Keep in mind that there are probably hundreds of other applicants that fit this role too so you'll want to make sure yours is as targeted as possible to garnet attention early on. The more you can do to improve this, the better. Afterall, if someone is hiring a Java programmer and 500 Java programmer applies, why should they hire YOU. The above comments starts to make more sense when you look at it like that.

It is a given that good programmers can pick up any language within a short time period and they can do what is needed. That isn't the reason for submitting a resume.
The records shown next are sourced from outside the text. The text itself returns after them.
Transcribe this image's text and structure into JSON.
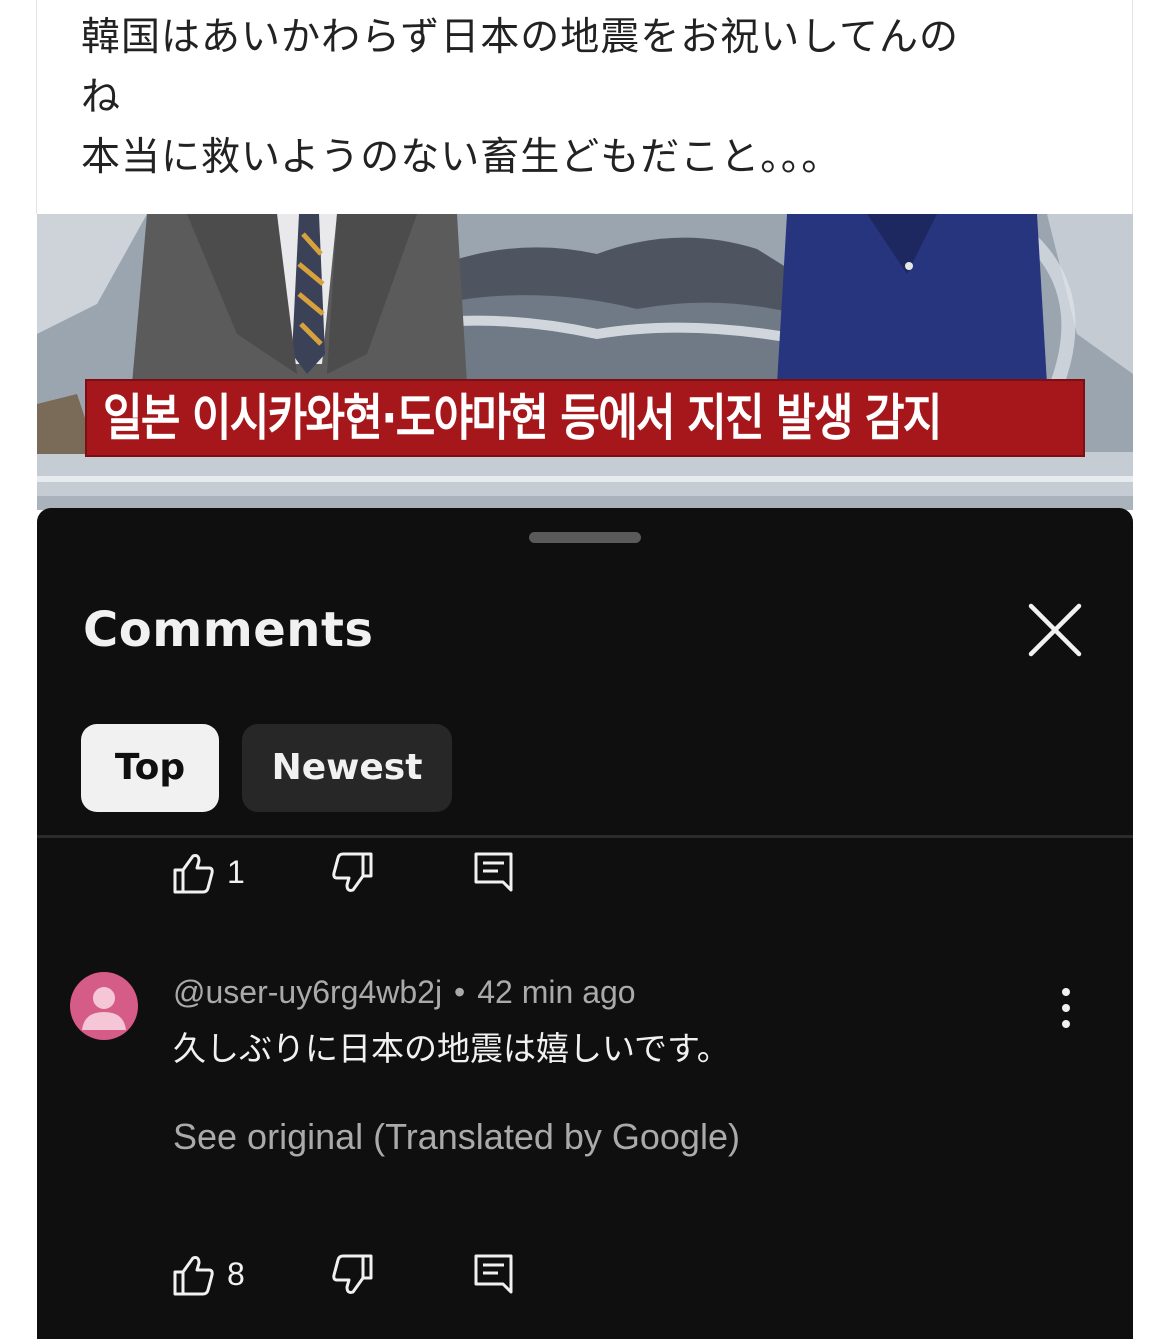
{
  "post": {
    "lines": [
      "韓国はあいかわらず日本の地震をお祝いしてんの",
      "ね",
      "本当に救いようのない畜生どもだこと。。。"
    ]
  },
  "news_image": {
    "chyron": "일본 이시카와현·도야마현 등에서 지진 발생 감지"
  },
  "comments_sheet": {
    "title": "Comments",
    "close_icon": "close-icon",
    "chips": [
      "Top",
      "Newest"
    ],
    "selected_chip": "Top",
    "previous_comment_actions": {
      "like_count": "1"
    },
    "comment": {
      "author": "@user-uy6rg4wb2j",
      "separator": "•",
      "time": "42 min ago",
      "text": "久しぶりに日本の地震は嬉しいです。",
      "see_original": "See original (Translated by Google)",
      "like_count": "8",
      "avatar_color": "#d55c87"
    }
  },
  "colors": {
    "sheet_bg": "#0f0f0f",
    "chip_selected_bg": "#f1f1f1",
    "chip_bg": "#272727",
    "chyron_red": "#a5171a",
    "secondary_text": "#aaaaaa"
  }
}
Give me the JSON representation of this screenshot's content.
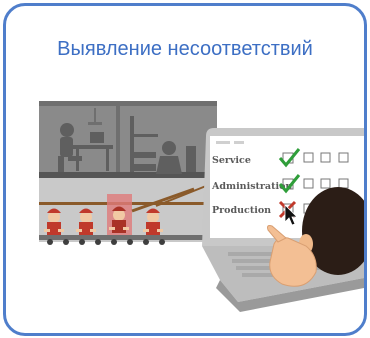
{
  "title": "Выявление несоответствий",
  "accent_color": "#4f7ecb",
  "title_color": "#3d6fc4",
  "checklist": {
    "rows": [
      {
        "label": "Service",
        "mark": "check"
      },
      {
        "label": "Administration",
        "mark": "check"
      },
      {
        "label": "Production",
        "mark": "cross"
      }
    ]
  },
  "icons": {
    "cursor": "mouse-pointer-icon",
    "check": "check-mark-icon",
    "cross": "cross-mark-icon"
  }
}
Employers like to see applicants with experience in specific languages because those who actively work on those languages know more than those that are picking them up, including ways to creatively use the language to do what they need. Even expert programmers who are excellent at any given language are constantly learning new things about the language themselves. As such, an employer will want someone that meets the needs they are looking to fill and if possible, find out how good they are at utilizing their programming skills (which is why the portfolio and cover letter is a crucial component to make you shine.

I can tell you that since there are only a handful of people that even bother submitting those two (generally not both on top of that), you'd be one of the rare few to do so if you did. That by itself is a great start assuming you did it right.

Your resume is not an introduction to your overall career or accomplishments (which probably works wonders in other fields) but rather is a detailed look at your capabilities to fulfill the role. Our industry is vastly different than others and as such, you can't view it the same way you would for say a marketing position or an HR position, etc...

As for applications to create a portfolio, I don't have any particular recommendations although you should be building it yourself, from scratch. The portfolio is meant to be a reflection of your previous work and programming abilities including things you've done with previous employers (posting should be with permission) or projects you've done on your own. It can be anything, does not need to be business related. It's a reflection of how well you can program.

This post has been edited by nooblet: 19 May 2010 - 04:23 AM

Was This Post Helpful? 1
  • +
  • -

  • (2 Pages)
  • +
  • 1
  • 2